Offensively, the Royals didn’t do much, but facing southpaw Tyler Skaggs, they got just enough done to eke out the 2-0 win. After a quiet first three innings, Hunter Dozier led off the bottom of the fourth with a double smoked into the gap in left-center. Lucas Duda followed with a single to drive Dozier in before getting hung out to dry on an Alcides Escobar tailor-made double-play ball.
The Royals sent the minimum to the plate in the fifth and sixth innings thanks to Abraham Almonte erasing himself from the basepaths after getting picked off in the sixth, and the Royals squandered a one-out Alcides Escobar walk in the seventh, stranding him after he accomplished the herculean feat of managing a walk.
In the eighth, however, the Royals got back on the scoreboard with Adalberto Mondesí leading things off with a walk. Whit Merrifield stroked a single to right, moving the fleet-footed Mondesí up 180 feet to third, setting the table for a Rosell Herrera RBI-single.
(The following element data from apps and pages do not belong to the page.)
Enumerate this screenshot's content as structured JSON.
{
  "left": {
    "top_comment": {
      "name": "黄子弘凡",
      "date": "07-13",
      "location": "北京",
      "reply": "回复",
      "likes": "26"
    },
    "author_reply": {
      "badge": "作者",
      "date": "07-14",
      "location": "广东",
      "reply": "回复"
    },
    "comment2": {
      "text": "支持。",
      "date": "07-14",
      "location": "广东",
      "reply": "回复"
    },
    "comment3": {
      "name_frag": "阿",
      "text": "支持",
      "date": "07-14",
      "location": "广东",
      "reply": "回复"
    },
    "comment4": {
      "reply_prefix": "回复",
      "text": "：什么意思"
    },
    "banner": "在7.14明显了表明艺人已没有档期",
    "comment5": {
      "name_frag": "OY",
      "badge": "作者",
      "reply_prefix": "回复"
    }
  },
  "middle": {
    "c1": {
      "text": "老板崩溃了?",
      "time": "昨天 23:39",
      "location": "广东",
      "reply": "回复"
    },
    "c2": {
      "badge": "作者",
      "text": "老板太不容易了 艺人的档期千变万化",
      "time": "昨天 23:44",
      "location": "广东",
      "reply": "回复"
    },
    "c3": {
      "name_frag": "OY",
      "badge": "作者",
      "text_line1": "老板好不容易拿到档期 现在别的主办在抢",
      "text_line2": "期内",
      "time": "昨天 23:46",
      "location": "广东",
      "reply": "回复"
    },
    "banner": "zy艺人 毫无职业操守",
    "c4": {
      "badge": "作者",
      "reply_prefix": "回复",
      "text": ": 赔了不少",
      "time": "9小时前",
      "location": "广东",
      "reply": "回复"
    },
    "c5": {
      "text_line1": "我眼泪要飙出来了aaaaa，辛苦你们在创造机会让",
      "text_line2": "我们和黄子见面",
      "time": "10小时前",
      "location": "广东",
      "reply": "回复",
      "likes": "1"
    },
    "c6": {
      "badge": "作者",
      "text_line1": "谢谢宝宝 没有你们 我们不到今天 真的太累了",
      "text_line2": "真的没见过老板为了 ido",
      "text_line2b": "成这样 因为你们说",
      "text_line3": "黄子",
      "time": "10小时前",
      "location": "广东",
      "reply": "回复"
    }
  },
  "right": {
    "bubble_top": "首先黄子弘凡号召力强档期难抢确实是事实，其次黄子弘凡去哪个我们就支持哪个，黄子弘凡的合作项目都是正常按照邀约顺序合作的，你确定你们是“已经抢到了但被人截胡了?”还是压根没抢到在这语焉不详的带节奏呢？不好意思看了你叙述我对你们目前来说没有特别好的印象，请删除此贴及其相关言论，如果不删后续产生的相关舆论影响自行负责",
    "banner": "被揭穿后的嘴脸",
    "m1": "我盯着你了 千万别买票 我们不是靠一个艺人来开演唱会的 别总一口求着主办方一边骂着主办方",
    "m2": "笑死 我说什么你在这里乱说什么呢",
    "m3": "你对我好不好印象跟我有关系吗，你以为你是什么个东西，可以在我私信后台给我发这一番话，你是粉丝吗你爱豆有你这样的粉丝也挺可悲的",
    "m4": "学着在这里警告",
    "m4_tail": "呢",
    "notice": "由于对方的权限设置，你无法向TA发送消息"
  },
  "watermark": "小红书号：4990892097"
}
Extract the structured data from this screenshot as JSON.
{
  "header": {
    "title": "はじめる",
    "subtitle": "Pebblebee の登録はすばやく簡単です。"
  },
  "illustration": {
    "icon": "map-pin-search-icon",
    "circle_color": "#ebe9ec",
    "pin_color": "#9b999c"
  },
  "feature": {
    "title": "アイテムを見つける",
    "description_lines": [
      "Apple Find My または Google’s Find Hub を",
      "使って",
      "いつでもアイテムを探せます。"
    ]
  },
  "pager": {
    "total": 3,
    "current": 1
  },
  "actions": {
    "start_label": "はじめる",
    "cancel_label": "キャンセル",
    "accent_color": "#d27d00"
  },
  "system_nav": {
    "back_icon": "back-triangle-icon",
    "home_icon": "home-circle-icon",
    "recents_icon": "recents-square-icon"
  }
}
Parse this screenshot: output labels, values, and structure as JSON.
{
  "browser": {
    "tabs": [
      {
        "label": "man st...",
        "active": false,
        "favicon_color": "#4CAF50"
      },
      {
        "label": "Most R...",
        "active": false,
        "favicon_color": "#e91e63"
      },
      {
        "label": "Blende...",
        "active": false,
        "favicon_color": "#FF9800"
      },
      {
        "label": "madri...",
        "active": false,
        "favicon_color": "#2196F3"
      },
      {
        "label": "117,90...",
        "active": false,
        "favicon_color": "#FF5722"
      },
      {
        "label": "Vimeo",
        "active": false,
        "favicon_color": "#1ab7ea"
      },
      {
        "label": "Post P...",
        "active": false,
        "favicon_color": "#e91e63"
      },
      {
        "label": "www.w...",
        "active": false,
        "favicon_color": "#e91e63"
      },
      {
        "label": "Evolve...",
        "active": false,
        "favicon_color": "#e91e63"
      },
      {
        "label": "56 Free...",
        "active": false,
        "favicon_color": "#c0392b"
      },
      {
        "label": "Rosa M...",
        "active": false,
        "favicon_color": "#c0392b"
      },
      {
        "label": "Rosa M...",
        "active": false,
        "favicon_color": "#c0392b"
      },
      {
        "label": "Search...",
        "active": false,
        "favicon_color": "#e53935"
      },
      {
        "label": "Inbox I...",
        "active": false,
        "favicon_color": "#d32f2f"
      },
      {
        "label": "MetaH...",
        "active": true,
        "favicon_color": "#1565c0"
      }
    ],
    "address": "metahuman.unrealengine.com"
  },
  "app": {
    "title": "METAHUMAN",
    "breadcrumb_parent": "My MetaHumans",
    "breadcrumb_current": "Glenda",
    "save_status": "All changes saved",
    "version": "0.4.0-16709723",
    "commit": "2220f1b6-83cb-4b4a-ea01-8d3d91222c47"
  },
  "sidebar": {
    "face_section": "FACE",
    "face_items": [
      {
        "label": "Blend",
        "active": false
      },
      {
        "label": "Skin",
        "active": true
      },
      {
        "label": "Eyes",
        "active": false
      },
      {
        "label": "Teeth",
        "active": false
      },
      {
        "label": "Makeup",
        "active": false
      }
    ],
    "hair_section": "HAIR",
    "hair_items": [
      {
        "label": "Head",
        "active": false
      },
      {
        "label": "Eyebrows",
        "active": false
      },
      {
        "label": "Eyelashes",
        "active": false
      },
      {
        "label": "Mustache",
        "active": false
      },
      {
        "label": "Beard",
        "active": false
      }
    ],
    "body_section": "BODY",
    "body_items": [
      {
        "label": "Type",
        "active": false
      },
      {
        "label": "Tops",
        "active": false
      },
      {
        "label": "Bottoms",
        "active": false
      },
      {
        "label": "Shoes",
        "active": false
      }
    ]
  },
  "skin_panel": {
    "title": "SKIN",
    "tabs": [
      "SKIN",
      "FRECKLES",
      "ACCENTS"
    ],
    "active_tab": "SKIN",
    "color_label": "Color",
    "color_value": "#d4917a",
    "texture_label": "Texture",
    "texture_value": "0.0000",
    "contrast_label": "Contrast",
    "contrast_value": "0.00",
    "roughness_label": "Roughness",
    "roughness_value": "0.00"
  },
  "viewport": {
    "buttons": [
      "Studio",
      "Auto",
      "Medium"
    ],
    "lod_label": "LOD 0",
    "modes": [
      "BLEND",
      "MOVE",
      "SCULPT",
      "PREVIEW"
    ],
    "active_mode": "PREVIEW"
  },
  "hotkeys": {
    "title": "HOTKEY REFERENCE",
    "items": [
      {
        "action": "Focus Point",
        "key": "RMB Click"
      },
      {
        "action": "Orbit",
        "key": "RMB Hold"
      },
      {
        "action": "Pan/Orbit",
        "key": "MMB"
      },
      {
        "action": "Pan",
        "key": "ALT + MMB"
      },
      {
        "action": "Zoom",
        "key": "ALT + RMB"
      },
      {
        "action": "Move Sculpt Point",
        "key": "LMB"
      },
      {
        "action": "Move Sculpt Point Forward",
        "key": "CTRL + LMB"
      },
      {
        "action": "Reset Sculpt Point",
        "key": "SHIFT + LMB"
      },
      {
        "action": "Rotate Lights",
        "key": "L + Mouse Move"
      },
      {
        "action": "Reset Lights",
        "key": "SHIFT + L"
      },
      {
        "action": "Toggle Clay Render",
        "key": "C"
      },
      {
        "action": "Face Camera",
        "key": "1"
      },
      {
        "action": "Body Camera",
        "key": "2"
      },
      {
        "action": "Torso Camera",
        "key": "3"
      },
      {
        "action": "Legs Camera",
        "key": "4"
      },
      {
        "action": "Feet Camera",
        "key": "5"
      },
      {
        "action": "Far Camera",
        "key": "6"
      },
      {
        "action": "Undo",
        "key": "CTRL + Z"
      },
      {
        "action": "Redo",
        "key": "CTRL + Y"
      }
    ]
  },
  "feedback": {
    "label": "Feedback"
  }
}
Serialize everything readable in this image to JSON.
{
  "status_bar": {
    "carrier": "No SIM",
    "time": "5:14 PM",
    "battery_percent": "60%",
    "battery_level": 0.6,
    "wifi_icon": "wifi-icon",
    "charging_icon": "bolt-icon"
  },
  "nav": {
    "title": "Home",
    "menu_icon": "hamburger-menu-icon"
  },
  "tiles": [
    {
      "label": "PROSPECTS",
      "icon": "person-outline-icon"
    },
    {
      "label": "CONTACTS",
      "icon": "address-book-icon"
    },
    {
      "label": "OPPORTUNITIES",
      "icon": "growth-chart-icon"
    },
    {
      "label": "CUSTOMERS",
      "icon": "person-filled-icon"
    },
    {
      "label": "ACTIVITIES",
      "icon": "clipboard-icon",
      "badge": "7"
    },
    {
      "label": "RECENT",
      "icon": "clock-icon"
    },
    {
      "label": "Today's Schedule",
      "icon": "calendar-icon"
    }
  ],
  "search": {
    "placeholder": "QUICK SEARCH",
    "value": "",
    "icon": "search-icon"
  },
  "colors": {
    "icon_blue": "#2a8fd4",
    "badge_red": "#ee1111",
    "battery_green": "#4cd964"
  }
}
It should probably be noted that Alcides Escobar made a start at third base this afternoon, the latest development in The Continuing Adventures of the Newly Minted Utility Man.
If the Royals had an offensive standout today, it was probably new Royal Rosell Herrera, whose three hits put him on base more than any of his teammates and one of which drove in the Royals’ eighth-inning insurance run. Every Royal but Salvador Pérez reached base at least once. To sink into further ignominy, Pérez went 0-for-4 with a grounding-into-a-double-play mixed in for bad measure.
The win is the Royals’ fourth in the month of June. That is not many. To say it’s been a bad month for the Kansas City nine would be a grotesque understatement.